“It doesn’t give them any kind of motivation to succeed. In a traditional community, where the community generated resources, there were jobs for everybody. Everyone could grow food or generate energy or manage water.”
It all begins with education, says Tsantrizos. We have to restructure our education system that right now entirely focuses only on doing things like getting a job.
“We get no training at all about how to grow a tomato, or change a diaper, all the critical things we need to know. These skills are undervalued in our society. Being a stay-at-home parent is probably the most important thing any human can do. It’s the joy you get from raising your own children or growing your own food. There’s a kind of euphoria that comes from those things.”
Physical health and more
The issue’s not just about physical health, it’s about emotional and social health, too, Tsantrizos stresses.

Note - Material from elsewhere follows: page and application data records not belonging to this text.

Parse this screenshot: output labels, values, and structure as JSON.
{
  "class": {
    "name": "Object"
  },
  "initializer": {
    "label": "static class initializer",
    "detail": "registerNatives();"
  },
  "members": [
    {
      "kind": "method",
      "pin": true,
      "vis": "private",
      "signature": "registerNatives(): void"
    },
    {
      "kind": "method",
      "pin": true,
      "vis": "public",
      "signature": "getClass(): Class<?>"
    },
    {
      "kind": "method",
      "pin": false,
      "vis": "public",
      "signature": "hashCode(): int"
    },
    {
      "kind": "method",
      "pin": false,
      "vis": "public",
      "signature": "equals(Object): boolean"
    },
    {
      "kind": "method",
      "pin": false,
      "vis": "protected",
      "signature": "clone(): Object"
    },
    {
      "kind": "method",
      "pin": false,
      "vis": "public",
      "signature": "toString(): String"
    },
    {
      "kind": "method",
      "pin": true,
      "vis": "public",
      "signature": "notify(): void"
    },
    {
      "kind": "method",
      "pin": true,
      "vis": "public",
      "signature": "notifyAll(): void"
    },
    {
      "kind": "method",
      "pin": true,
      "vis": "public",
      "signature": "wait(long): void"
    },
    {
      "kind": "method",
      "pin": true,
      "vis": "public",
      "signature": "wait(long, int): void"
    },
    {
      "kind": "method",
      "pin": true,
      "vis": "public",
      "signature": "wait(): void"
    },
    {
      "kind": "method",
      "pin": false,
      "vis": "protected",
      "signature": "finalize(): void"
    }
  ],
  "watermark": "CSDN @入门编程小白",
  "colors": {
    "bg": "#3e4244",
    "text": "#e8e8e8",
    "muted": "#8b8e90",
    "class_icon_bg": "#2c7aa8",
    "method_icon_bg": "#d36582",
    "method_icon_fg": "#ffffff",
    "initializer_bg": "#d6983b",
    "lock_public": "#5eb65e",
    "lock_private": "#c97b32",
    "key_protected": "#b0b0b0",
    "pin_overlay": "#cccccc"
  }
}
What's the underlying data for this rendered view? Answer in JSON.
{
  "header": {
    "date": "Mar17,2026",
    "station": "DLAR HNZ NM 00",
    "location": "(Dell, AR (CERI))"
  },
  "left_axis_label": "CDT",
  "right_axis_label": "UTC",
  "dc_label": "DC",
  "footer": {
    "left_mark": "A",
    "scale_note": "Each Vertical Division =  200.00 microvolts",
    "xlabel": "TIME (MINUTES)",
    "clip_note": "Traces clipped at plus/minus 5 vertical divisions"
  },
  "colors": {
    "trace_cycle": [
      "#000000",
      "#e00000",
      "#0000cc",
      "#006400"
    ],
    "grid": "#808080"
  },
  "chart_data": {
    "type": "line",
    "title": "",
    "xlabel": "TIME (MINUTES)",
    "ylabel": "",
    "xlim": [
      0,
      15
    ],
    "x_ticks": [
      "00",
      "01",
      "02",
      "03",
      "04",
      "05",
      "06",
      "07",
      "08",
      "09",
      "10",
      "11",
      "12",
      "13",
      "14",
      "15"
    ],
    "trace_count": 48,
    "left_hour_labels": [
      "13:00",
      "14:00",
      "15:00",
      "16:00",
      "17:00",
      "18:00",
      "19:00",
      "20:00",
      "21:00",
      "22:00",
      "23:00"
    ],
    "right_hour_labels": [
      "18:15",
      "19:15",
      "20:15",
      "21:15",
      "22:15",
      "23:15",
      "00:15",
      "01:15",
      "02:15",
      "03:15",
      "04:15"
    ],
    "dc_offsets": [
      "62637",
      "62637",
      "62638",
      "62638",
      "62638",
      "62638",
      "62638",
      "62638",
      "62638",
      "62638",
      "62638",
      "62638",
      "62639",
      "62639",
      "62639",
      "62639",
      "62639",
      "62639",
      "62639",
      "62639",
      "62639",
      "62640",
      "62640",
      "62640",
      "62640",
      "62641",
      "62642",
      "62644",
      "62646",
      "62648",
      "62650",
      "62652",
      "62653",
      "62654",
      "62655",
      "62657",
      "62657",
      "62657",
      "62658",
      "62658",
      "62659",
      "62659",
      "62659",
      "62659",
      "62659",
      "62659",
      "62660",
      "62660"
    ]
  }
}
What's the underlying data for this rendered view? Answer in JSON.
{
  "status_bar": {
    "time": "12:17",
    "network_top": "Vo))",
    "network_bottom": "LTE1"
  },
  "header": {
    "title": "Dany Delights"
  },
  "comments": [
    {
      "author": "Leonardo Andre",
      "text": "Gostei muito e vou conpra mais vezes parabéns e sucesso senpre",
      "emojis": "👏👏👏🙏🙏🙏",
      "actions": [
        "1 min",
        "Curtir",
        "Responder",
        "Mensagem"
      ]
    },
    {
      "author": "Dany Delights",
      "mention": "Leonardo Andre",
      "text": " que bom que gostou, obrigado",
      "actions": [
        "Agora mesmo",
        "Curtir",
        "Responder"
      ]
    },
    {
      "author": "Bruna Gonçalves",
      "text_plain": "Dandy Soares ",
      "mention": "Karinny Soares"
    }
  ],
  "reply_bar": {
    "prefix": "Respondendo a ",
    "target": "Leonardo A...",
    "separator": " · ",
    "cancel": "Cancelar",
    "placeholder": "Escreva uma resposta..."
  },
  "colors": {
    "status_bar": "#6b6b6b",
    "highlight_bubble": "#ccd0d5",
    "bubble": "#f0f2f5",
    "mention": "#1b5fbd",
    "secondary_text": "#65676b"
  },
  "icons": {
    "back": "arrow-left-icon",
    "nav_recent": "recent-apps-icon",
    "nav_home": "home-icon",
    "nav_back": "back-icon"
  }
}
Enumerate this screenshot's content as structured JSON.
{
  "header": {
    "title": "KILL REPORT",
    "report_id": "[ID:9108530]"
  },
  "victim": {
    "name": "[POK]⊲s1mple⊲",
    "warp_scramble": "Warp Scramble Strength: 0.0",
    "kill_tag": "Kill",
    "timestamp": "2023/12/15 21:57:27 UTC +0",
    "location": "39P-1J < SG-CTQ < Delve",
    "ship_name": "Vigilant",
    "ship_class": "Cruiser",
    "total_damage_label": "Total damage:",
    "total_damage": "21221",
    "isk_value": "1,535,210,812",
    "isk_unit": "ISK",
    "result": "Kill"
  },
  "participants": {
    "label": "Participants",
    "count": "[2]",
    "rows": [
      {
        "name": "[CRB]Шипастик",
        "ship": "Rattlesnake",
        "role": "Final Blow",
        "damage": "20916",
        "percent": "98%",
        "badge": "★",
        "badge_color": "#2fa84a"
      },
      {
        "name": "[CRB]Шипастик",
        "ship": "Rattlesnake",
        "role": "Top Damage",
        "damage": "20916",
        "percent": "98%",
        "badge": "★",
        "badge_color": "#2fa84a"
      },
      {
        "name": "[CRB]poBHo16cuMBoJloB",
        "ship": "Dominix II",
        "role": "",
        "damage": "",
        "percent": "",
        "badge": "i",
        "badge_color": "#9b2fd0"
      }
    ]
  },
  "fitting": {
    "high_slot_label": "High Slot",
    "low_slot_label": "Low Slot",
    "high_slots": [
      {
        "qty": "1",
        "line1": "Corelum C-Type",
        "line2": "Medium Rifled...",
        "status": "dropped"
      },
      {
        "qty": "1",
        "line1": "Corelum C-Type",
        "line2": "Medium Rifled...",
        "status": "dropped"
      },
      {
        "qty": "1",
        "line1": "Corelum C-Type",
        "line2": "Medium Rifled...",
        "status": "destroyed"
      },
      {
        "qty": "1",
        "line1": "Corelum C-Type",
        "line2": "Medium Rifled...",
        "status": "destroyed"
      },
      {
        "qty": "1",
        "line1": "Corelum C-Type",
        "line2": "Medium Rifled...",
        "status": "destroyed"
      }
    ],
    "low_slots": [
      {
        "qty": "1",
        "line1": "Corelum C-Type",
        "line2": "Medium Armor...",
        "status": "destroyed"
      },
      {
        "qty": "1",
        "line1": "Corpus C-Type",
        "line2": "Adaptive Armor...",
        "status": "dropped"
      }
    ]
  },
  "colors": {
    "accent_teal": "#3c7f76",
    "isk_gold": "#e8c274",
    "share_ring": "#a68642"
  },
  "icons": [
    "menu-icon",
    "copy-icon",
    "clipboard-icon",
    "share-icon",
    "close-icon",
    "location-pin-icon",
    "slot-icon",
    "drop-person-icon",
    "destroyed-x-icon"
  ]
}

Education doesn’t just mean a school education: It’s teaching young children experiences like fishing and contributing to the family in a meaningful way. “We deprive them of that excitement when we lock them up in boxes and schools and then teach them how to go get a job.”
Right now we also spend very little money on our primary resources, he says, and instead spend most on things we may not need.
“You’re probably spending more money on social media than on food you need to survive,” he says. “When we start looking at the cheapest way to get food and get energy, we actually devalue them and we create value for other things like going on a cruise vacation. This shift must happen and it must happen on the education side, and in how we value the things we consume.”
At the grocery store you’ll find locally grown tomatoes alongside imported ones. Locally grown tomatoes will taste better, but of course they’re more expensive. While you can produce tomatoes cheaper in Mexico, they aren’t the same tomato you’ll grow locally, plus you’re not contributing to the health of the society where you’re living.
Tsantrizos wonders why growing food is so inappropriately rewarded. Why do we not value the person going out and working the field to provide food so we can actually create Canadian jobs? There’s value in having your own resources, he says, and there’s value in protecting your local environment.
“If you look at success stories, all of them are local stories of people that manage to regenerate the farm,” he says. “It’s always stories of managing what they have and protecting the land and the water they live from. We need to enhance these stories. We need to make local heroes of the people and not devalue them.”
Ultimately, Tsantrizos says society must shift its basic understanding of what happiness is, and how to achieve it. And it’s not by consuming “things.” He adds, “Everyone talks about growing the economy as being the way we succeed, but they’re really talking about growing the consumer economy, because we live in a consumer economy. The idea is get more money, and consume more stuff and that should make you happy.”
What’s more, he says, the problem is that happiness is almost never derived from consumption. Happiness is a relationship-based emotion that comes from seeing your friend smile, or the relationship you have with your spouse or your children. “These are the sources of happiness – our health too. Not when we buy a car.”
In summary, a society focused on health and happiness is a better society than one focused on growth of the consumer economy.
“Ultimately people talk about destroying the planet. We’re not destroying the planet. The planet is far more resilient than we are. We’re just destroying the conditions that the planet has maintained all these years and that have allowed our societies to grow. So we’re damaging our societies. We’re damaging ourselves.”
But there’s still time to change all of that for the better.
“Whether it’s a military base or remote community or a city block, all of us can benefit from the idea of becoming more resilient and more autonomous with potential primary resources and also with our waste,” he says, “and Canada has a great opportunity to lead this transformation globally.”